| Exercise brief |
The finished copy should match every record exactly and contain no pictures.

(App and web page records)
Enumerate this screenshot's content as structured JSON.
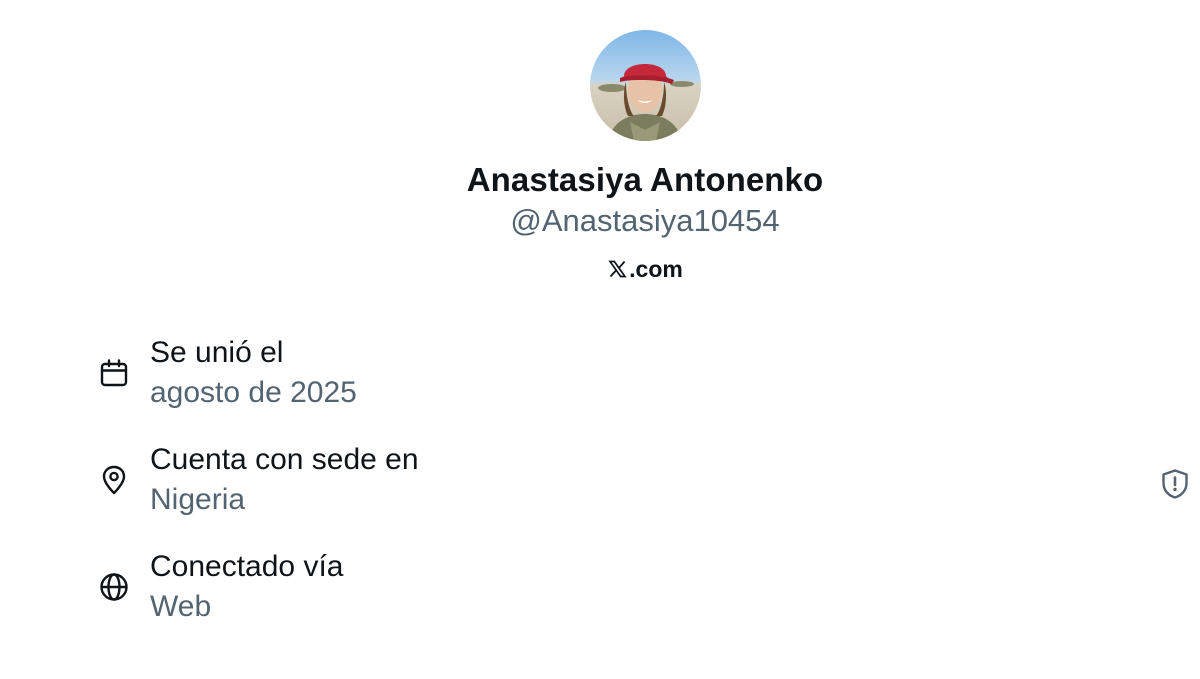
{
  "profile": {
    "display_name": "Anastasiya Antonenko",
    "handle": "@Anastasiya10454",
    "source_label": ".com",
    "source_icon": "x-logo-icon",
    "avatar_icon": "profile-photo"
  },
  "about": {
    "rows": [
      {
        "icon": "calendar-icon",
        "label": "Se unió el",
        "value": "agosto de 2025"
      },
      {
        "icon": "location-pin-icon",
        "label": "Cuenta con sede en",
        "value": "Nigeria",
        "badge_icon": "shield-alert-icon"
      },
      {
        "icon": "globe-icon",
        "label": "Conectado vía",
        "value": "Web"
      }
    ]
  },
  "colors": {
    "primary_text": "#0f1419",
    "secondary_text": "#536471",
    "background": "#ffffff"
  }
}
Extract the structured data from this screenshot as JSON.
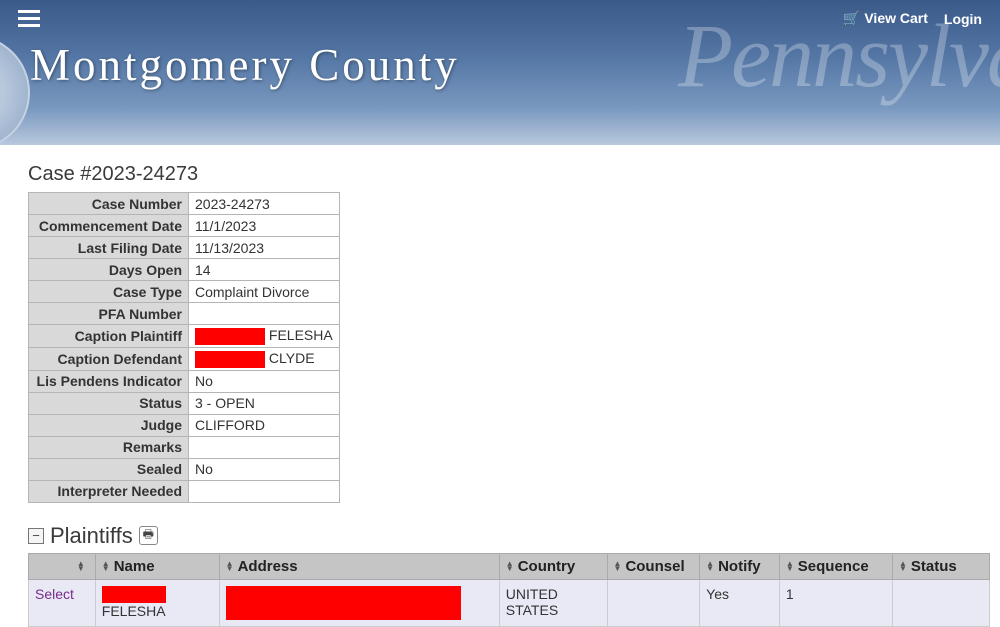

| Final answer |
Enumerate this screenshot's content as structured JSON.
{
  "profile": {
    "display_name": "Anastasiya Antonenko",
    "handle": "@Anastasiya10454",
    "source_label": ".com",
    "source_icon": "x-logo-icon",
    "avatar_icon": "profile-photo"
  },
  "about": {
    "rows": [
      {
        "icon": "calendar-icon",
        "label": "Se unió el",
        "value": "agosto de 2025"
      },
      {
        "icon": "location-pin-icon",
        "label": "Cuenta con sede en",
        "value": "Nigeria",
        "badge_icon": "shield-alert-icon"
      },
      {
        "icon": "globe-icon",
        "label": "Conectado vía",
        "value": "Web"
      }
    ]
  },
  "colors": {
    "primary_text": "#0f1419",
    "secondary_text": "#536471",
    "background": "#ffffff"
  }
}
Extract the structured data from this screenshot as JSON.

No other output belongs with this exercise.